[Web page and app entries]
--- START ---

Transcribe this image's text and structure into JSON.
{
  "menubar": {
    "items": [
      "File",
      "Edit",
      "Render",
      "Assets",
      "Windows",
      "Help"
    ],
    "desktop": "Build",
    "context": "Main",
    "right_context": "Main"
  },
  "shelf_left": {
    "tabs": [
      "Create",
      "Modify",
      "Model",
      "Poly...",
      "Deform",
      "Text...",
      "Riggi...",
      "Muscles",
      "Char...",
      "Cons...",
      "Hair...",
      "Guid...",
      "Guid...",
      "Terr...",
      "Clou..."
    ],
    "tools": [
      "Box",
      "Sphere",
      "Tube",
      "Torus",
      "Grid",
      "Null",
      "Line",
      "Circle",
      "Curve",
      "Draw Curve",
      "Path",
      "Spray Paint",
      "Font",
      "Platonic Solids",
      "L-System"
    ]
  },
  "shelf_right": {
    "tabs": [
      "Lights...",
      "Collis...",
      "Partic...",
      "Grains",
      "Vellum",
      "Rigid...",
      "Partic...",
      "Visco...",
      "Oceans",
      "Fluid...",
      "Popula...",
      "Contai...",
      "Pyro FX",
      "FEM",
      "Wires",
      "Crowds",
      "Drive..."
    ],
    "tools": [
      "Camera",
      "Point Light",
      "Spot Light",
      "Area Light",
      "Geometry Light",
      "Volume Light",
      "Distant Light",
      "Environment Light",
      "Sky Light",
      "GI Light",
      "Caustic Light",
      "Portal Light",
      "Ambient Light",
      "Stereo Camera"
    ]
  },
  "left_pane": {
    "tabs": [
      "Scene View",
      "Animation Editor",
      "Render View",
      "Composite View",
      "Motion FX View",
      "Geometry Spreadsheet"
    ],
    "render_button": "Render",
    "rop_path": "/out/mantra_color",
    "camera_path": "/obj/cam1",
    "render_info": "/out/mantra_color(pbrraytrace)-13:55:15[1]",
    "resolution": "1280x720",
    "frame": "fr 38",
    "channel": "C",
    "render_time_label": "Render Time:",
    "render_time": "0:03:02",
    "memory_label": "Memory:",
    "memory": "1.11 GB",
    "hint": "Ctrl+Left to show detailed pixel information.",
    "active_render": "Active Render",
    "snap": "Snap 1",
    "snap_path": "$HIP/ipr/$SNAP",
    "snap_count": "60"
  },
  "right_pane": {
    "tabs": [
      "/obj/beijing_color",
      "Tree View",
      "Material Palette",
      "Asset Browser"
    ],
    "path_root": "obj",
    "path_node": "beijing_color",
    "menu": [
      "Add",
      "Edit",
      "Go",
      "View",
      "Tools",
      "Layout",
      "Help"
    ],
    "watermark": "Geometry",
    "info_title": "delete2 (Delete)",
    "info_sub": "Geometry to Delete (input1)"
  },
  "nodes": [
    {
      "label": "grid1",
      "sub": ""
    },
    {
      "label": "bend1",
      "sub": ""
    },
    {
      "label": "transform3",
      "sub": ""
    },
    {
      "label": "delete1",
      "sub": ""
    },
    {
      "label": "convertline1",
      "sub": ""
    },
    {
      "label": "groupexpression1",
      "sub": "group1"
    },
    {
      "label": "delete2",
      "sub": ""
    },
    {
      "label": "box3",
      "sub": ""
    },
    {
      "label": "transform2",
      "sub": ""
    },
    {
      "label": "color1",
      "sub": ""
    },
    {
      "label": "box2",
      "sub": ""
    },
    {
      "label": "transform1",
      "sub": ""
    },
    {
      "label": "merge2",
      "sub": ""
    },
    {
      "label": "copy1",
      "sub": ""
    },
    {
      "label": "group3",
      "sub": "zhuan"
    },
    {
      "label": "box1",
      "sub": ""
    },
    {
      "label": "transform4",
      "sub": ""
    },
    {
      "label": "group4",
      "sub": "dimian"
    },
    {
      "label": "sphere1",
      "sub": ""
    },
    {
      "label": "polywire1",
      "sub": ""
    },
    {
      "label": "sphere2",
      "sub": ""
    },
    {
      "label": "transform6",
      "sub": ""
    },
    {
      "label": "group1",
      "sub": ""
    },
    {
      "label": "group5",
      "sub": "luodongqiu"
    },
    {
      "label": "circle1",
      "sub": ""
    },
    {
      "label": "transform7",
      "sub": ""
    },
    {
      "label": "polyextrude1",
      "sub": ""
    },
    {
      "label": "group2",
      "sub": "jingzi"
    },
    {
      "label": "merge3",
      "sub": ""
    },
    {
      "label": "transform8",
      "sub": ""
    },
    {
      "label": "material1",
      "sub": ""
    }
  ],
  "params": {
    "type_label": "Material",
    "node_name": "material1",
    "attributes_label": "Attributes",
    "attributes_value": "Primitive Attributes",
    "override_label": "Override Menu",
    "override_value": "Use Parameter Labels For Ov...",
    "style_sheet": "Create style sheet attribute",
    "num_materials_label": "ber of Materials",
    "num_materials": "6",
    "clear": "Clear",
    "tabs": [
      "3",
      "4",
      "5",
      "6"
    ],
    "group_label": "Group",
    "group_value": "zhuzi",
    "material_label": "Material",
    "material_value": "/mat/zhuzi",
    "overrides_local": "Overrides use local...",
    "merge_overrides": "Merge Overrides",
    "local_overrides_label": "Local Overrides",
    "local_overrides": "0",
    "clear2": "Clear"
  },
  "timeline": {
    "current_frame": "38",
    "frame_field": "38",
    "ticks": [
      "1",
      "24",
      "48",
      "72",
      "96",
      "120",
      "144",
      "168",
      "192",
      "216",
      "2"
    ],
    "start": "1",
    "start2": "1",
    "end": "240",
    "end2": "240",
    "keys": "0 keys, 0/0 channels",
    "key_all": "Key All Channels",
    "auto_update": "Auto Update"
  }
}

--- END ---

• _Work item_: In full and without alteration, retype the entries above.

• _Response area_:
Transcribe this image's text and structure into JSON.
{
  "menubar": {
    "items": [
      "File",
      "Edit",
      "Render",
      "Assets",
      "Windows",
      "Help"
    ],
    "desktop": "Build",
    "context": "Main",
    "right_context": "Main"
  },
  "shelf_left": {
    "tabs": [
      "Create",
      "Modify",
      "Model",
      "Poly...",
      "Deform",
      "Text...",
      "Riggi...",
      "Muscles",
      "Char...",
      "Cons...",
      "Hair...",
      "Guid...",
      "Guid...",
      "Terr...",
      "Clou..."
    ],
    "tools": [
      "Box",
      "Sphere",
      "Tube",
      "Torus",
      "Grid",
      "Null",
      "Line",
      "Circle",
      "Curve",
      "Draw Curve",
      "Path",
      "Spray Paint",
      "Font",
      "Platonic Solids",
      "L-System"
    ]
  },
  "shelf_right": {
    "tabs": [
      "Lights...",
      "Collis...",
      "Partic...",
      "Grains",
      "Vellum",
      "Rigid...",
      "Partic...",
      "Visco...",
      "Oceans",
      "Fluid...",
      "Popula...",
      "Contai...",
      "Pyro FX",
      "FEM",
      "Wires",
      "Crowds",
      "Drive..."
    ],
    "tools": [
      "Camera",
      "Point Light",
      "Spot Light",
      "Area Light",
      "Geometry Light",
      "Volume Light",
      "Distant Light",
      "Environment Light",
      "Sky Light",
      "GI Light",
      "Caustic Light",
      "Portal Light",
      "Ambient Light",
      "Stereo Camera"
    ]
  },
  "left_pane": {
    "tabs": [
      "Scene View",
      "Animation Editor",
      "Render View",
      "Composite View",
      "Motion FX View",
      "Geometry Spreadsheet"
    ],
    "render_button": "Render",
    "rop_path": "/out/mantra_color",
    "camera_path": "/obj/cam1",
    "render_info": "/out/mantra_color(pbrraytrace)-13:55:15[1]",
    "resolution": "1280x720",
    "frame": "fr 38",
    "channel": "C",
    "render_time_label": "Render Time:",
    "render_time": "0:03:02",
    "memory_label": "Memory:",
    "memory": "1.11 GB",
    "hint": "Ctrl+Left to show detailed pixel information.",
    "active_render": "Active Render",
    "snap": "Snap 1",
    "snap_path": "$HIP/ipr/$SNAP",
    "snap_count": "60"
  },
  "right_pane": {
    "tabs": [
      "/obj/beijing_color",
      "Tree View",
      "Material Palette",
      "Asset Browser"
    ],
    "path_root": "obj",
    "path_node": "beijing_color",
    "menu": [
      "Add",
      "Edit",
      "Go",
      "View",
      "Tools",
      "Layout",
      "Help"
    ],
    "watermark": "Geometry",
    "info_title": "delete2 (Delete)",
    "info_sub": "Geometry to Delete (input1)"
  },
  "nodes": [
    {
      "label": "grid1",
      "sub": ""
    },
    {
      "label": "bend1",
      "sub": ""
    },
    {
      "label": "transform3",
      "sub": ""
    },
    {
      "label": "delete1",
      "sub": ""
    },
    {
      "label": "convertline1",
      "sub": ""
    },
    {
      "label": "groupexpression1",
      "sub": "group1"
    },
    {
      "label": "delete2",
      "sub": ""
    },
    {
      "label": "box3",
      "sub": ""
    },
    {
      "label": "transform2",
      "sub": ""
    },
    {
      "label": "color1",
      "sub": ""
    },
    {
      "label": "box2",
      "sub": ""
    },
    {
      "label": "transform1",
      "sub": ""
    },
    {
      "label": "merge2",
      "sub": ""
    },
    {
      "label": "copy1",
      "sub": ""
    },
    {
      "label": "group3",
      "sub": "zhuan"
    },
    {
      "label": "box1",
      "sub": ""
    },
    {
      "label": "transform4",
      "sub": ""
    },
    {
      "label": "group4",
      "sub": "dimian"
    },
    {
      "label": "sphere1",
      "sub": ""
    },
    {
      "label": "polywire1",
      "sub": ""
    },
    {
      "label": "sphere2",
      "sub": ""
    },
    {
      "label": "transform6",
      "sub": ""
    },
    {
      "label": "group1",
      "sub": ""
    },
    {
      "label": "group5",
      "sub": "luodongqiu"
    },
    {
      "label": "circle1",
      "sub": ""
    },
    {
      "label": "transform7",
      "sub": ""
    },
    {
      "label": "polyextrude1",
      "sub": ""
    },
    {
      "label": "group2",
      "sub": "jingzi"
    },
    {
      "label": "merge3",
      "sub": ""
    },
    {
      "label": "transform8",
      "sub": ""
    },
    {
      "label": "material1",
      "sub": ""
    }
  ],
  "params": {
    "type_label": "Material",
    "node_name": "material1",
    "attributes_label": "Attributes",
    "attributes_value": "Primitive Attributes",
    "override_label": "Override Menu",
    "override_value": "Use Parameter Labels For Ov...",
    "style_sheet": "Create style sheet attribute",
    "num_materials_label": "ber of Materials",
    "num_materials": "6",
    "clear": "Clear",
    "tabs": [
      "3",
      "4",
      "5",
      "6"
    ],
    "group_label": "Group",
    "group_value": "zhuzi",
    "material_label": "Material",
    "material_value": "/mat/zhuzi",
    "overrides_local": "Overrides use local...",
    "merge_overrides": "Merge Overrides",
    "local_overrides_label": "Local Overrides",
    "local_overrides": "0",
    "clear2": "Clear"
  },
  "timeline": {
    "current_frame": "38",
    "frame_field": "38",
    "ticks": [
      "1",
      "24",
      "48",
      "72",
      "96",
      "120",
      "144",
      "168",
      "192",
      "216",
      "2"
    ],
    "start": "1",
    "start2": "1",
    "end": "240",
    "end2": "240",
    "keys": "0 keys, 0/0 channels",
    "key_all": "Key All Channels",
    "auto_update": "Auto Update"
  }
}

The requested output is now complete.